Try it: The answer required is how many lines of the following entries contain the word "icon", with no other words.

(Items from an interface collection)
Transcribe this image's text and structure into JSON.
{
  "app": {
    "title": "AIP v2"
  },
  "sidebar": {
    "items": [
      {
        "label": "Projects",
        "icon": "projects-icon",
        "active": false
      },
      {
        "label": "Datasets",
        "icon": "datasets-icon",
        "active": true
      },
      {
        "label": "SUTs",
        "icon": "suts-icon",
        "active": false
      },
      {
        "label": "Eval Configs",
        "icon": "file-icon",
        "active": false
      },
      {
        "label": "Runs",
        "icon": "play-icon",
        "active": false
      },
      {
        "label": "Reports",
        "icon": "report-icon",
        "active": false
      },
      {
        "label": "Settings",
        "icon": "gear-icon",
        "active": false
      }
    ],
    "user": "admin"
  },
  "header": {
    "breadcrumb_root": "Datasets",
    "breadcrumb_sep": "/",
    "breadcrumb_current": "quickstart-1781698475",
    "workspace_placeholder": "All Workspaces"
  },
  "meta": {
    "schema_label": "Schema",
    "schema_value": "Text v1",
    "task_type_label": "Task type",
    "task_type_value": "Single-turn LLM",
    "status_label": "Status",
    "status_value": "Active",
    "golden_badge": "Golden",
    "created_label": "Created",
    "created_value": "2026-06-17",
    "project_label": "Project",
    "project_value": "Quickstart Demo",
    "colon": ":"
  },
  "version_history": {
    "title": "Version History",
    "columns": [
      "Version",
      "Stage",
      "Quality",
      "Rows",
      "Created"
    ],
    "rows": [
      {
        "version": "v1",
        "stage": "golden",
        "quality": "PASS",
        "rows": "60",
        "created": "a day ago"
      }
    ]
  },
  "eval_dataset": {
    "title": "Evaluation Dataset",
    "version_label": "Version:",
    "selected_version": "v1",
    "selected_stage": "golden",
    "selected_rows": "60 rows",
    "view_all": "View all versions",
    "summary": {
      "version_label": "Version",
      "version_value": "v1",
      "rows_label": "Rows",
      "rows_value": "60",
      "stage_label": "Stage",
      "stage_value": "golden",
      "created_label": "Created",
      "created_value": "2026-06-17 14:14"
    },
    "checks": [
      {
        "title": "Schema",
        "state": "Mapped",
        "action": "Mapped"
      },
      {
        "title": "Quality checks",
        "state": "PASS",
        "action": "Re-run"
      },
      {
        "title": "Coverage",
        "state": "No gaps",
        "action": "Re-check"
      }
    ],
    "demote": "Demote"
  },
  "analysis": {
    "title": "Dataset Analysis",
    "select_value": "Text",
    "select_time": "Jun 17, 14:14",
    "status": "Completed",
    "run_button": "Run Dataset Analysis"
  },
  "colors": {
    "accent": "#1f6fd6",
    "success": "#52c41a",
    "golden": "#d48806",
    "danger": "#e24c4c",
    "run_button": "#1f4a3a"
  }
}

Expected output: 7